Entries from a dataset of interfaces
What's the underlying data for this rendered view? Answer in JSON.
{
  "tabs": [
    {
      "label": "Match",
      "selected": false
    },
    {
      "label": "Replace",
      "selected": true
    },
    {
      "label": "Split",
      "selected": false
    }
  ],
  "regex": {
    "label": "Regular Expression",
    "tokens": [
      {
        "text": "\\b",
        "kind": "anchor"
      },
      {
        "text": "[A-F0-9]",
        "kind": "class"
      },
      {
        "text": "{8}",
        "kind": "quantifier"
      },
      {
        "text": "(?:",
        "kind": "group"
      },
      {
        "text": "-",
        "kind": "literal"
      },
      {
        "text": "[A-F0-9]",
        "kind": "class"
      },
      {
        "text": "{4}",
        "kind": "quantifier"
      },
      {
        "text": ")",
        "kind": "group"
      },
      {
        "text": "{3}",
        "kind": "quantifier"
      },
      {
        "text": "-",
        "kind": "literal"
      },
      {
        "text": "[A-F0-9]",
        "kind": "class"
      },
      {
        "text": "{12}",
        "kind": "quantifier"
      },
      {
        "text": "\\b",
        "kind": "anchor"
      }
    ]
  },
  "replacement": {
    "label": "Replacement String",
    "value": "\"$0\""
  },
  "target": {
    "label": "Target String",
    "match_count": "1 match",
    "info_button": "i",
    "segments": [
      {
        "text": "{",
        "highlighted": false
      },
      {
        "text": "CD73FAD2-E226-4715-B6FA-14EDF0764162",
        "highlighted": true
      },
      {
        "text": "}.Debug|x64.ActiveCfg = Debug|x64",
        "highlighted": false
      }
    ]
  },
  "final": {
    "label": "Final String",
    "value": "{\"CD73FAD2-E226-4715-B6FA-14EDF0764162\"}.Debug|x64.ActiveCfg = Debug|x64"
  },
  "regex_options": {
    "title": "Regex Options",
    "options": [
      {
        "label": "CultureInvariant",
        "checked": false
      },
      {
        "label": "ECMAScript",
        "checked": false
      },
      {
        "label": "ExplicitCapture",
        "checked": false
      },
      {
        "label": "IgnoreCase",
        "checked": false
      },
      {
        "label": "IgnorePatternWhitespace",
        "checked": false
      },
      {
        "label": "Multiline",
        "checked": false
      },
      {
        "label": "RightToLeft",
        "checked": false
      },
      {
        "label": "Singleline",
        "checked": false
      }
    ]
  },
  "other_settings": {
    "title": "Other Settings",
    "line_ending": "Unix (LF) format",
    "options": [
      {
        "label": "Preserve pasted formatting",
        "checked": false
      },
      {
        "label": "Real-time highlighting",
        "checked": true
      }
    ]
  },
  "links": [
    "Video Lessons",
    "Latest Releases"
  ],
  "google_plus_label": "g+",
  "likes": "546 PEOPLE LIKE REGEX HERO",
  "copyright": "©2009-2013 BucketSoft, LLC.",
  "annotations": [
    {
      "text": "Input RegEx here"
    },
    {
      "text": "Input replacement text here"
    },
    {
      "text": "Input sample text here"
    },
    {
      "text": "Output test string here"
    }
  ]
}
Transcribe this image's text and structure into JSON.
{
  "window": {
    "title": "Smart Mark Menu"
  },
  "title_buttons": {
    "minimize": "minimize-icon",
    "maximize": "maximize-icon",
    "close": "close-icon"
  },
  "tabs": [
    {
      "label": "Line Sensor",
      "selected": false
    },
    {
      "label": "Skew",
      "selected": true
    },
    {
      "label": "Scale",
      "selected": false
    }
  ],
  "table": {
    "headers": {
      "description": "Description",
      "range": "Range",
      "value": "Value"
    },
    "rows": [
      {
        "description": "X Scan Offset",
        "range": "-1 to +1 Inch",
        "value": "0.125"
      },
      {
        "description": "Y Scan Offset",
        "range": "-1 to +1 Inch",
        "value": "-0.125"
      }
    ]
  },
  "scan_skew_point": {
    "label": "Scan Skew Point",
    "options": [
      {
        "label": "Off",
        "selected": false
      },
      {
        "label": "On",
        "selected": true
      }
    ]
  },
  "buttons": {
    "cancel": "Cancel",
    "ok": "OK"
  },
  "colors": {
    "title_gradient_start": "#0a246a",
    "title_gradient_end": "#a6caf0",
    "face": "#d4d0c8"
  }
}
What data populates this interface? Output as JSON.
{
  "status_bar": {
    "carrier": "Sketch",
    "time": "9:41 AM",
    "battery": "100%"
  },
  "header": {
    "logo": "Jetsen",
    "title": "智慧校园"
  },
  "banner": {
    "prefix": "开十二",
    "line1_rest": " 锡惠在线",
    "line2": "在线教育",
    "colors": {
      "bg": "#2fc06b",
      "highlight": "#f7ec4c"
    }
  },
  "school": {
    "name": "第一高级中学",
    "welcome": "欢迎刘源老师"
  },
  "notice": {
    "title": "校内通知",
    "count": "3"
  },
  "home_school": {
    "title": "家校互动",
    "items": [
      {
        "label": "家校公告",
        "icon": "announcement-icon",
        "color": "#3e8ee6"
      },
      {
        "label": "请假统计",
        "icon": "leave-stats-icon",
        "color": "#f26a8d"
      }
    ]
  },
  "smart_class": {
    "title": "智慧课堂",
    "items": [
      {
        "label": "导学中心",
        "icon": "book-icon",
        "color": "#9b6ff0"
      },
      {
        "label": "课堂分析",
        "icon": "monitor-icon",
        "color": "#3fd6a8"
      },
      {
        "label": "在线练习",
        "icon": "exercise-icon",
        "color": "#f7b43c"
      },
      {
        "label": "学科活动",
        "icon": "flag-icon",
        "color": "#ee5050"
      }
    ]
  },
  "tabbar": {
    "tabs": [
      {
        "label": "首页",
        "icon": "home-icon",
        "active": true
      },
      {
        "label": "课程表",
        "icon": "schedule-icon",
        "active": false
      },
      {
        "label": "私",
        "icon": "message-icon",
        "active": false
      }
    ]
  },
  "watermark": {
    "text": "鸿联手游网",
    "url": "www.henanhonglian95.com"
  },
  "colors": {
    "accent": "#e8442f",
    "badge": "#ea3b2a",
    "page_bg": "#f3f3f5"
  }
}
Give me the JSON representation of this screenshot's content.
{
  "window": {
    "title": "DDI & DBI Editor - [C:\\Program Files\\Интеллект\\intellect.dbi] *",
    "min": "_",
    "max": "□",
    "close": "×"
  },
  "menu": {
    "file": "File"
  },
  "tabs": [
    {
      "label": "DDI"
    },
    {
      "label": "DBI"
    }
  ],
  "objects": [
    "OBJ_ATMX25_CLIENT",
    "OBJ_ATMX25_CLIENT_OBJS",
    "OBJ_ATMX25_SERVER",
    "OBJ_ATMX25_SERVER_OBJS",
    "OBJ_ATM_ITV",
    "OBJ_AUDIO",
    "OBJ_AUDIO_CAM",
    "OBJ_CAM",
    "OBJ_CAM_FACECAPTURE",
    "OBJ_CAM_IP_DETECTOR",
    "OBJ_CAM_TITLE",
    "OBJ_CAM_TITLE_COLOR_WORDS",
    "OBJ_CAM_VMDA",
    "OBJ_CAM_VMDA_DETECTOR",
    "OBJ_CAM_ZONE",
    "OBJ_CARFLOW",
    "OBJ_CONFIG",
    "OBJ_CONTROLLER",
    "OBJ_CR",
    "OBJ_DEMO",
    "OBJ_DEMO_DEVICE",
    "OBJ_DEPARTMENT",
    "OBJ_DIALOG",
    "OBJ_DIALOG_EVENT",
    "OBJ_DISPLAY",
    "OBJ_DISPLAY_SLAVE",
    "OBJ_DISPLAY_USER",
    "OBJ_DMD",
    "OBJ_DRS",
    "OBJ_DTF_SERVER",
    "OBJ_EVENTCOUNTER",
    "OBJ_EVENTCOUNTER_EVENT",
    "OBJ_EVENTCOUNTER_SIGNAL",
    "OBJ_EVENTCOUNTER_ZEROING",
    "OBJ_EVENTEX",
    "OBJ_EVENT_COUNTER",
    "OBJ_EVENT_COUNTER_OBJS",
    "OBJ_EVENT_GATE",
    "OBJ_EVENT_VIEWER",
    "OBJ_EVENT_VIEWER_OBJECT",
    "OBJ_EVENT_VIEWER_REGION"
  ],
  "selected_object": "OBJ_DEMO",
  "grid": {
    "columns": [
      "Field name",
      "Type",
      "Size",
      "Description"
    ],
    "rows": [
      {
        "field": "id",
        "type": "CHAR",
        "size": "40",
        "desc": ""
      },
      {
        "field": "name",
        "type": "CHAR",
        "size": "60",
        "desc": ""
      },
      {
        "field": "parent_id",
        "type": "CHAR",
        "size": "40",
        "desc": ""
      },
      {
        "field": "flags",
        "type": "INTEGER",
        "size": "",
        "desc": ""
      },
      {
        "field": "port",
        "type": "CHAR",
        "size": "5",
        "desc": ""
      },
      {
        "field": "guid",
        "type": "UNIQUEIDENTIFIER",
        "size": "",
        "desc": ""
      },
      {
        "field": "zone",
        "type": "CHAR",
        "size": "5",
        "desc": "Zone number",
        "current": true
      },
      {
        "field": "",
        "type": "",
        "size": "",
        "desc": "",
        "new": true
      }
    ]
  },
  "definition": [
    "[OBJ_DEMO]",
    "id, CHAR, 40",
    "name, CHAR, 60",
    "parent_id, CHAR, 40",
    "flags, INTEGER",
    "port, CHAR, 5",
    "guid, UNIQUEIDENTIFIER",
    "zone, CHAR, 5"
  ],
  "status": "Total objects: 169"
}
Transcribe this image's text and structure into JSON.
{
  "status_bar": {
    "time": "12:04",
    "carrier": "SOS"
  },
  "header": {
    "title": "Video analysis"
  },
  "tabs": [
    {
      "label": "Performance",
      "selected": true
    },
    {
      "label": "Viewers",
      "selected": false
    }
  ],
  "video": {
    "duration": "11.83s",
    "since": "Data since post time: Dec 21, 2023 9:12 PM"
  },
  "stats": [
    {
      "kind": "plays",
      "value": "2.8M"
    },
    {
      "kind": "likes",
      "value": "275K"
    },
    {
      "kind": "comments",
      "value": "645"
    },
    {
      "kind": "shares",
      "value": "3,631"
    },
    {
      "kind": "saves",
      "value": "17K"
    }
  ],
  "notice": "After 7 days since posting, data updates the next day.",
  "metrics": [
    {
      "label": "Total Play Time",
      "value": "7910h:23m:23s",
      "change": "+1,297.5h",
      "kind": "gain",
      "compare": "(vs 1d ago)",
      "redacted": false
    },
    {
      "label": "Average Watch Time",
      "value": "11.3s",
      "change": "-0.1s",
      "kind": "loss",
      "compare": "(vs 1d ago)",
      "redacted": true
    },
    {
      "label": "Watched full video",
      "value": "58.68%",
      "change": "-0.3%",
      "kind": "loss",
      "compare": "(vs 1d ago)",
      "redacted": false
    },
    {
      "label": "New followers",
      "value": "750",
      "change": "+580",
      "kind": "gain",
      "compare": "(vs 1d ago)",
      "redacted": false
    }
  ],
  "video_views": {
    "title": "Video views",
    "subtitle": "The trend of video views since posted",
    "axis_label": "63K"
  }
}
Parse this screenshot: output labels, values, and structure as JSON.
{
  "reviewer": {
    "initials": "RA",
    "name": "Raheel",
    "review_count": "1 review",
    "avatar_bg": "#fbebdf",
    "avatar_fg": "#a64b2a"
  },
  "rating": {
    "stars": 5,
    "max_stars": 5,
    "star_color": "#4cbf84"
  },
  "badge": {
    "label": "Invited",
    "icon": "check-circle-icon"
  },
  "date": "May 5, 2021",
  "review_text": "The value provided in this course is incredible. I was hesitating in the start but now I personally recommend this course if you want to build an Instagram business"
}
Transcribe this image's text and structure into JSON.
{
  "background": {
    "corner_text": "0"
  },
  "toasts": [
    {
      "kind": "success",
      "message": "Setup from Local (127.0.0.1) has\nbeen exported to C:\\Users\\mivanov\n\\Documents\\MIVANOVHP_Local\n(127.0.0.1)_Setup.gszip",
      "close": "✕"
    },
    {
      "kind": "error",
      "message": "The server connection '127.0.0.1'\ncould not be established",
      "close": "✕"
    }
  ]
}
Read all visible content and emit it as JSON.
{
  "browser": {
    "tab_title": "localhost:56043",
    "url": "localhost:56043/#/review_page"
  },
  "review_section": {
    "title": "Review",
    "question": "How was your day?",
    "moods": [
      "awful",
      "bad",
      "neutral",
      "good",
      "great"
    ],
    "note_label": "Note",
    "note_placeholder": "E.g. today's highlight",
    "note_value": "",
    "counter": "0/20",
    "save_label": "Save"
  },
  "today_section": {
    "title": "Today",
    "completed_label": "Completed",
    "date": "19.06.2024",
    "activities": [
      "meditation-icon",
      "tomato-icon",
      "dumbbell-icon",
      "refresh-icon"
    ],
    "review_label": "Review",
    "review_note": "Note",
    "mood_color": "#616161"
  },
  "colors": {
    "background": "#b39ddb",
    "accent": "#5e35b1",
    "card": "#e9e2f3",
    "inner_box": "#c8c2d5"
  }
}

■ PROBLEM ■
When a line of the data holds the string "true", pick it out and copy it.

■ EXPECTED ANSWER ■
      "selected": true
        "highlighted": true
        "checked": true
      "selected": true
        "selected": true
        "active": true
        "current": true
        "new": true
      "selected": true
      "redacted": true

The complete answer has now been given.